## Some Facts About Using the COLUMN Function in Excel:

**✅ The COLUMN function in Excel returns the column number of a cell reference.***(Source: Microsoft Excel)***✅ The COLUMN function can be used in formulas to return a specific column’s number for calculations.***(Source: Excel Easy)***✅ The COLUMN function can also be used with other functions, such as INDEX and MATCH, to lookup and return specific data from a table.***(Source: Computer Hope)***✅ The COLUMN function can be combined with other functions to create more complex formulas for data analysis and manipulation.***(Source: Excel Campus)***✅ The COLUMN function can be used in conditional formatting rules to highlight specific columns based on their column number.***(Source: Ablebits)*

## FAQs about Using The Column Function In Excel

### What is the COLUMN function in Excel?

The COLUMN function in Excel is a built-in function that returns the column number of a cell reference as a numeric value. This function is useful when you need to perform calculations based on the column number of a cell, and can be used in a variety of ways within your Excel spreadsheets.

### How do I use the COLUMN function in Excel?

To use the COLUMN function in Excel, you simply need to enter “=COLUMN(reference)” into a new cell in your spreadsheet. Replace “reference” with the cell reference for which you want to determine the column number, and then press Enter to compute the value.

### What are some examples of how I can use the COLUMN function in Excel?

The COLUMN function in Excel can be used in a variety of ways, such as to calculate the sum or average of a range of cells, or to format a specific column of data based on certain criteria. For example, you might use the COLUMN function in Excel to determine the column number of the current day’s date, and then format that cell as a header for your daily expenses or revenue.

### Can the COLUMN function be used in conjunction with other Excel functions?

Yes, the COLUMN function in Excel can be used in conjunction with a wide variety of other Excel functions, such as SUM, AVERAGE, and IF. For example, you might use the COLUMN function in Excel to determine the column number of a range of cells, and then use the SUM function to calculate the total of all values in that range.

### Are there any limitations or restrictions when using the COLUMN function in Excel?

One potential limitation of the COLUMN function in Excel is that it always returns the column number as an integer value, so if you need to perform calculations that involve decimal values, you may need to use additional Excel functions to convert the column number into a decimal format. Additionally, the COLUMN function is only designed to work with single cell references, so if you need to determine the column number of a range of cells, you will need to use a different function such as the COLUMNS function.

### What should I do if I encounter an error when using the COLUMN function in Excel?

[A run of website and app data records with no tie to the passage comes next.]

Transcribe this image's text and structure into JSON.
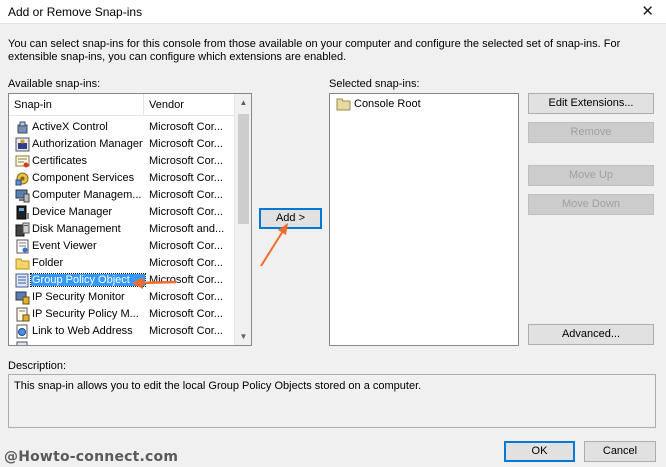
{
  "window": {
    "title": "Add or Remove Snap-ins"
  },
  "intro_text": "You can select snap-ins for this console from those available on your computer and configure the selected set of snap-ins. For extensible snap-ins, you can configure which extensions are enabled.",
  "available": {
    "label": "Available snap-ins:",
    "columns": {
      "snapin": "Snap-in",
      "vendor": "Vendor"
    },
    "rows": [
      {
        "name": "ActiveX Control",
        "vendor": "Microsoft Cor...",
        "icon": "activex-icon"
      },
      {
        "name": "Authorization Manager",
        "vendor": "Microsoft Cor...",
        "icon": "authorization-icon"
      },
      {
        "name": "Certificates",
        "vendor": "Microsoft Cor...",
        "icon": "certificate-icon"
      },
      {
        "name": "Component Services",
        "vendor": "Microsoft Cor...",
        "icon": "component-services-icon"
      },
      {
        "name": "Computer Managem...",
        "vendor": "Microsoft Cor...",
        "icon": "computer-management-icon"
      },
      {
        "name": "Device Manager",
        "vendor": "Microsoft Cor...",
        "icon": "device-manager-icon"
      },
      {
        "name": "Disk Management",
        "vendor": "Microsoft and...",
        "icon": "disk-management-icon"
      },
      {
        "name": "Event Viewer",
        "vendor": "Microsoft Cor...",
        "icon": "event-viewer-icon"
      },
      {
        "name": "Folder",
        "vendor": "Microsoft Cor...",
        "icon": "folder-icon"
      },
      {
        "name": "Group Policy Object ...",
        "vendor": "Microsoft Cor...",
        "icon": "group-policy-icon",
        "selected": true
      },
      {
        "name": "IP Security Monitor",
        "vendor": "Microsoft Cor...",
        "icon": "ip-security-icon"
      },
      {
        "name": "IP Security Policy M...",
        "vendor": "Microsoft Cor...",
        "icon": "ip-security-policy-icon"
      },
      {
        "name": "Link to Web Address",
        "vendor": "Microsoft Cor...",
        "icon": "web-link-icon"
      }
    ]
  },
  "add_button": "Add >",
  "selected": {
    "label": "Selected snap-ins:",
    "items": [
      {
        "name": "Console Root",
        "icon": "folder-icon"
      }
    ]
  },
  "side_buttons": {
    "edit_extensions": "Edit Extensions...",
    "remove": "Remove",
    "move_up": "Move Up",
    "move_down": "Move Down",
    "advanced": "Advanced..."
  },
  "description": {
    "label": "Description:",
    "text": "This snap-in allows you to edit the local Group Policy Objects stored on a computer."
  },
  "footer": {
    "ok": "OK",
    "cancel": "Cancel"
  },
  "watermark": "@Howto-connect.com",
  "colors": {
    "selection": "#3399ff",
    "annotation_arrow": "#f26b2a",
    "focus_border": "#0078d7"
  }
}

If you encounter an error when using the COLUMN function in Excel, there are several things you can try to resolve the issue. First, make sure that you have entered the function correctly and that the cell reference you are using is valid. If that doesn’t work, check to see if you have any formatting issues or other errors in your spreadsheet that might be causing the error. Finally, you may want to consult an Excel expert or a comprehensive guide to Excel functions for more assistance.